Bowen: Southern Preacher ‘wet his pants’ nightly

Published 7:40 pm Thursday, February 2, 2017



Growing up in the South, we’ve encountered a number of fellas in our time who are just a little bigger than life. But there’s one who, in my mind, stands taller than any. Many of you who knew him will agree.
This particular legendary Southern man brushed my path almost every day for the first seventeen years of my life. To come to think about it, he still brushes my path every day, even now, although he’s been gone now for many years. That’s how big of a lamplighter he was.
Our gentleman was a pioneer, old-timey, backwoods, tell-it-like-it-is, Bible-quoting church of Christ preacher. Obviously, he was not your run-of-the-mill, ordinary preacher, not by a long shot. When you’d look at him standing up in that pulpit, he looked seven feet tall, especially if you hadn’t hit double digits in years yet. And even if you were quite a bit more than that, you still had to admit he preached that tall, if nothing else.
He didn’t know much about today’s modern psychology and philosophy. He just preached an old-fashioned gospel that would do one of two things: It’d save you or it’d convict you, one. There wasn’t any middle ground.
After he raised the roof and shook the rafters for an hour, you wouldn’t be walking out of there riding the fence. He’d have you on the right hand or on the left hand – preferably on the right, but you’d have the right to choose the other if you wanted.
During his preaching days that covered over half a century – all of it stationed right here in our Georgia hometown, although he spent an amazing amount of time traveling the country preaching—more than a thousand folks, I guess, would come in on the left hand; and before the singing and praying and preaching was over, they’d go out on the right hand. He preached during a “golden era” of the gospel, back when people would flock out to hear the gospel preached; and they knew their Bibles, too, inside and out.
Generally speaking, I think people were more concerned with hearing truth than having their ears tickled, so at the offering of the invitation, the stirring in the crowd would be more than just a few people getting up to go to the bathroom. Some would come up to baptized, there that very night. You didn’t dare put something that important off until you had a group together.
The preacher would take them out to an old creek or a running river or a cow tank and baptize them while the crowd coming to rejoice would sing “O Happy Day” with enough vigor that it wouldn’t have surprised me if the animals in the woods would gather around to see what was going on.
More than once he had to break the ice on the river before immersing a convert, but, because I think he had ice water in his veins when it came time to preach or baptize, I don’t think he knew the water was cold.
Sometimes at the end of a sermon during a gospel meeting, he’d notify the congregation in his loud, raspy voice that always caught their attention: “Awright, brother, sisters, and friends, tomorrow night I plan on wettin’ my pants!”
And, sure enough, Preacher Miller would usually have them wringing wet by the next night, and two or three other people’s too — down at the river!
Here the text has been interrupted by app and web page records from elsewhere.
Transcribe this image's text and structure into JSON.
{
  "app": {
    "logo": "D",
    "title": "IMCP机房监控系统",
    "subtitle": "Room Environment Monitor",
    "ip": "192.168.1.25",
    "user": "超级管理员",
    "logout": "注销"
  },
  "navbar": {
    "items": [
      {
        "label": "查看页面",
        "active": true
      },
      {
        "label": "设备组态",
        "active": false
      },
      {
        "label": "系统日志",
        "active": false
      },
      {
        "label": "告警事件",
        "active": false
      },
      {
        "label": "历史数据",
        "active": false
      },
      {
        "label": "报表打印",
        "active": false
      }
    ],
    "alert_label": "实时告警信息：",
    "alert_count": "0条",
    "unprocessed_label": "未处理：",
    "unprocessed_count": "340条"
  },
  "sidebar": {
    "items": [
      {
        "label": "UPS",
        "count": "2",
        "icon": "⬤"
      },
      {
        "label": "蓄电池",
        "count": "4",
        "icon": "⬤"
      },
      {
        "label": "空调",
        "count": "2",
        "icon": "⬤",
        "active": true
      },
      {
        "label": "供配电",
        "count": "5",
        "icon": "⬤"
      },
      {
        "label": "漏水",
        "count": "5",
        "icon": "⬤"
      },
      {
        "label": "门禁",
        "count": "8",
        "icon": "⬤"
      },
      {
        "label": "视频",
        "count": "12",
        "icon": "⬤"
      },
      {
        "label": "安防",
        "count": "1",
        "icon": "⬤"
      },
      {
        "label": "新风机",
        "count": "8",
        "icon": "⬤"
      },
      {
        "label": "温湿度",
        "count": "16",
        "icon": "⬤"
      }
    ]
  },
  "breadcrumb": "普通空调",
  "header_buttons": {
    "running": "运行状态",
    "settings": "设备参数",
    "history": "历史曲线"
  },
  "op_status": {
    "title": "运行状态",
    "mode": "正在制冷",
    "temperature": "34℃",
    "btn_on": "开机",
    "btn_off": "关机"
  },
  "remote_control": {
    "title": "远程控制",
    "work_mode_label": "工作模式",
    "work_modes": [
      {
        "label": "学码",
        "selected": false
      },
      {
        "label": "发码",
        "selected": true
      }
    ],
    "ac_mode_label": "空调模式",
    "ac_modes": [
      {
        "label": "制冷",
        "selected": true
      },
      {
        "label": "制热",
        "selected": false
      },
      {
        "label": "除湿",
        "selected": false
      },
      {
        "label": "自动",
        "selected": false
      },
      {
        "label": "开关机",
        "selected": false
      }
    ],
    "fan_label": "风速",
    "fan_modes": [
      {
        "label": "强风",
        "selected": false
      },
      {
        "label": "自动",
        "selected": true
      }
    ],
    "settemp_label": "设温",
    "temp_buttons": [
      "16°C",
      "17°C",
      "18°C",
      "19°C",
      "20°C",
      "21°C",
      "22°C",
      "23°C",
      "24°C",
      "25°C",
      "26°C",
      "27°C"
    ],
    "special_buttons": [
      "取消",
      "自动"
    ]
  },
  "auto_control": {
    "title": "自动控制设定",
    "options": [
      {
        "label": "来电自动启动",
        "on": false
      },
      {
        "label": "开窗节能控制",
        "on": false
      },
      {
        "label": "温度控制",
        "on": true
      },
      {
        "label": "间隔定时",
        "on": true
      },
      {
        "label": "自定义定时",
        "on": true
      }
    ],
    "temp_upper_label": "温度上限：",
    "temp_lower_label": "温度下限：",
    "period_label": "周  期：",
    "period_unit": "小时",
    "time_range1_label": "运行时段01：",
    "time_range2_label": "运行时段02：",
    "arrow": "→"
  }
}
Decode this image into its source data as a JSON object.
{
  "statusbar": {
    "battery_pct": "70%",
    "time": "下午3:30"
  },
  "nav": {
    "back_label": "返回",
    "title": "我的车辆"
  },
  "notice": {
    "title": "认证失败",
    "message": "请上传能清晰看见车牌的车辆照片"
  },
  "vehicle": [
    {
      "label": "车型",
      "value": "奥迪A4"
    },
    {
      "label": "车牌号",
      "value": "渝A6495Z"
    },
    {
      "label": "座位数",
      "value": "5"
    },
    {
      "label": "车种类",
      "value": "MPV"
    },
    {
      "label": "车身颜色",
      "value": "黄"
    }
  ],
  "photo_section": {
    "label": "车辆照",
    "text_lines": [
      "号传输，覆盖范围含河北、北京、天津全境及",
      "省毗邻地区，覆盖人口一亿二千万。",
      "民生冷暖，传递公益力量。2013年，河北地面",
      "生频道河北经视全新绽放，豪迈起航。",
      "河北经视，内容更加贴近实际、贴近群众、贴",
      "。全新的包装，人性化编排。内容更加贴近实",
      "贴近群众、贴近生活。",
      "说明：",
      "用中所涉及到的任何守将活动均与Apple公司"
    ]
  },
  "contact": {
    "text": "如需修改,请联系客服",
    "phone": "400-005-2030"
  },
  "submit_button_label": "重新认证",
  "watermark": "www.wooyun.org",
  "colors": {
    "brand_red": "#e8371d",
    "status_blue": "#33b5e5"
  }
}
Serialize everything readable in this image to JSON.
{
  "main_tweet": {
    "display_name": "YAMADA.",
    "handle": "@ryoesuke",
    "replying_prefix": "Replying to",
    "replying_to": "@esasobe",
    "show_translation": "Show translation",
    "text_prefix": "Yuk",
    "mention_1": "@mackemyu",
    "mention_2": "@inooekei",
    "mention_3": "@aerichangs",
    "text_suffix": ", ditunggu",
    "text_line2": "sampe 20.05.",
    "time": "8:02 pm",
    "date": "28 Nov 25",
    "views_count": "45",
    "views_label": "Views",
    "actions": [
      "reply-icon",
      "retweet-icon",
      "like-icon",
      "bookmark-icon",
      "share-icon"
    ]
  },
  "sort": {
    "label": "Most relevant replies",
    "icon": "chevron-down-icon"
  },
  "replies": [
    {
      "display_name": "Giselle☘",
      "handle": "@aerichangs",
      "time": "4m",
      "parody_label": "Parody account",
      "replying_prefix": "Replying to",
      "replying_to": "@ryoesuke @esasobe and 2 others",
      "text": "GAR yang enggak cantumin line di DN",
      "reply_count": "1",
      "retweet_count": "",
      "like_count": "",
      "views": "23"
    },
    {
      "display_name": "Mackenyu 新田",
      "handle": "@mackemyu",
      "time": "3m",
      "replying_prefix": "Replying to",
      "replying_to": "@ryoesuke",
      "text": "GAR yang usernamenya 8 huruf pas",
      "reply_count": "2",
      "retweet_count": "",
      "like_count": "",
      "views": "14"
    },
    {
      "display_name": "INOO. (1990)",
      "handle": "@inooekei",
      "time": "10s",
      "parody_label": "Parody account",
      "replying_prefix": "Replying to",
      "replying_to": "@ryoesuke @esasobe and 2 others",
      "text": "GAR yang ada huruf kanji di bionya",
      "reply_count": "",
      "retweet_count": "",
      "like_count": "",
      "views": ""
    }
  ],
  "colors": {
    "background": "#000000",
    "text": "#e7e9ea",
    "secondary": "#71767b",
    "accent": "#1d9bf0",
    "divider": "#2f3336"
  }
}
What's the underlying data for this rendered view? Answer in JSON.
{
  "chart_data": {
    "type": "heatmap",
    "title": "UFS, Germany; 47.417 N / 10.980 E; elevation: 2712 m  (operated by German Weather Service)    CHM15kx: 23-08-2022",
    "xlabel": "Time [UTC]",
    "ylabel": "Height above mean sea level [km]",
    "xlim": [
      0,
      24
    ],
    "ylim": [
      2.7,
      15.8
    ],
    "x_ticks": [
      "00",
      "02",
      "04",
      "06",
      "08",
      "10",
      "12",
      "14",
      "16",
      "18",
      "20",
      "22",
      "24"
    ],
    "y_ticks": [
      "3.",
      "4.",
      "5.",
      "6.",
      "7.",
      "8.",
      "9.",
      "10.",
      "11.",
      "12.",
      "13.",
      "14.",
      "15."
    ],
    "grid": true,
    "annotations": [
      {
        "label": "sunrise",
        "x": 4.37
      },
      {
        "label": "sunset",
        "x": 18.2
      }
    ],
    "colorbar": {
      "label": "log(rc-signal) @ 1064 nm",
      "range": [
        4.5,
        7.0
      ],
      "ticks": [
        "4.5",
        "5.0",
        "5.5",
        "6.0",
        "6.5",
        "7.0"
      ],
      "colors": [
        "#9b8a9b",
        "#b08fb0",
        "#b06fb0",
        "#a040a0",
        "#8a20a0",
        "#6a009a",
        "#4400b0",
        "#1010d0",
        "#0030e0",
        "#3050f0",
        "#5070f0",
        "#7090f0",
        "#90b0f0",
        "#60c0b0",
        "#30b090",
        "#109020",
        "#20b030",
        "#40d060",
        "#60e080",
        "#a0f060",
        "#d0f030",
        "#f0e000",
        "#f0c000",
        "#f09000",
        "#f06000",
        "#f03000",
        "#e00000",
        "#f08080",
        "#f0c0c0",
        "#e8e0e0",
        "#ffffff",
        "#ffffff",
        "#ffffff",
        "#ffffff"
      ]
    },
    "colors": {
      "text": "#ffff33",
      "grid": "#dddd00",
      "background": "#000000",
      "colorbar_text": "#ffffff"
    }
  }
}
Steve Bowen, a former Granger, lives and works in Red Oak, Texas.